Spirit histories, as they are called, documented the ephemeral appearance and actions of revenants, demons, witches and occult practitioners (Glanvill 1681: 1–191).
Typically, Hope would photograph a living sitter in the manner of conventional studio portraiture.
When the glass plate was developed the image showed, in addition, the less distinct face or figure of someone who was dead and, often, known to the sitter (Harvey 2007: 42–3).
Thus, the technology of the printed word and image (that is, illustrative engravings) could preserve, illuminate and disseminate accounts of spirits, but imperfectly and inadequately.
The technology had one further limitation: it could not authenticate the phenomena, for there was no indexical relationship between these interpretative agencies and the phenomena itself (Barthes 1981: 81–9).

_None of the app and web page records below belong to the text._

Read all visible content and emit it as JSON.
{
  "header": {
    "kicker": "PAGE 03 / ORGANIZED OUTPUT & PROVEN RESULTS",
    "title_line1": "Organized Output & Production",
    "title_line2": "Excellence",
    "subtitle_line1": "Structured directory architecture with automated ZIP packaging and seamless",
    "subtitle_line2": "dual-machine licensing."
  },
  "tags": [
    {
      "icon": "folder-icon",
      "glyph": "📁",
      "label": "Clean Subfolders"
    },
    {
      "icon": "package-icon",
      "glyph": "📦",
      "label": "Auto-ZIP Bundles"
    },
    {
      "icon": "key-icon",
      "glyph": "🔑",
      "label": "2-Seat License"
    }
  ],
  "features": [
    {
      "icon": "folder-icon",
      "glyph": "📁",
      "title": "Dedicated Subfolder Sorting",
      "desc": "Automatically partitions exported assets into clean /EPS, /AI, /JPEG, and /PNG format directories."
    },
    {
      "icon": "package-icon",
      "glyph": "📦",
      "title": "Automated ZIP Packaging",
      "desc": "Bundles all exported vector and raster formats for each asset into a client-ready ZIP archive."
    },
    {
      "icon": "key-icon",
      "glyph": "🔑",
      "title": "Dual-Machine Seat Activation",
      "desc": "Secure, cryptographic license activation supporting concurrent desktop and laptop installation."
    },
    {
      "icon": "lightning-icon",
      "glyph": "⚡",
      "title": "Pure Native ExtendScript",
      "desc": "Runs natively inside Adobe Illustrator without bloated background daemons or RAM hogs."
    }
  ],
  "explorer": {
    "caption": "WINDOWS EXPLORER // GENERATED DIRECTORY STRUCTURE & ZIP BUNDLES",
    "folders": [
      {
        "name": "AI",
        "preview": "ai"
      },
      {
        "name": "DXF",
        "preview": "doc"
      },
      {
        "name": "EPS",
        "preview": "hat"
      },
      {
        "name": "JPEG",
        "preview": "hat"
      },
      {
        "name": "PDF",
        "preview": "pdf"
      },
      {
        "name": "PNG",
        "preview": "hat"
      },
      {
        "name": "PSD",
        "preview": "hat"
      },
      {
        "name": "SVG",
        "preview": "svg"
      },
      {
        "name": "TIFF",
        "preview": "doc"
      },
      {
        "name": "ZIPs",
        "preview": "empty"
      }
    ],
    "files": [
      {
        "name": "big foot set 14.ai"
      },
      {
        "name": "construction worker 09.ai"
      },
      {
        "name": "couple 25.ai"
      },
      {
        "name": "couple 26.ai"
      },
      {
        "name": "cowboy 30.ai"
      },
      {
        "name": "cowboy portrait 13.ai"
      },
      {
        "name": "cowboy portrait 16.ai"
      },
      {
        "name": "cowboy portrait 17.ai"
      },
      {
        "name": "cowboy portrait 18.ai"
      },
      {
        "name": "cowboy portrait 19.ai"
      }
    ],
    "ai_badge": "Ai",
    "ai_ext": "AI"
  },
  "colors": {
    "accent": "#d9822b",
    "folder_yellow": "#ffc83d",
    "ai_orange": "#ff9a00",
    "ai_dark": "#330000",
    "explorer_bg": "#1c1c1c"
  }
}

Even if the veracity of an account could be vouched safe, its emotional and lexical expression was, according to Edmund Burke (1729–97), insufficient to the task: ‘A lively and spirited verbal description can raise a very obscure and imperfect idea of … Likewise, drawn and painted portraits or interpretative illustrations of narratives of spirits, while providing a more tangible idea, often failed to communicate the sublimity or otherworldiness of their subject.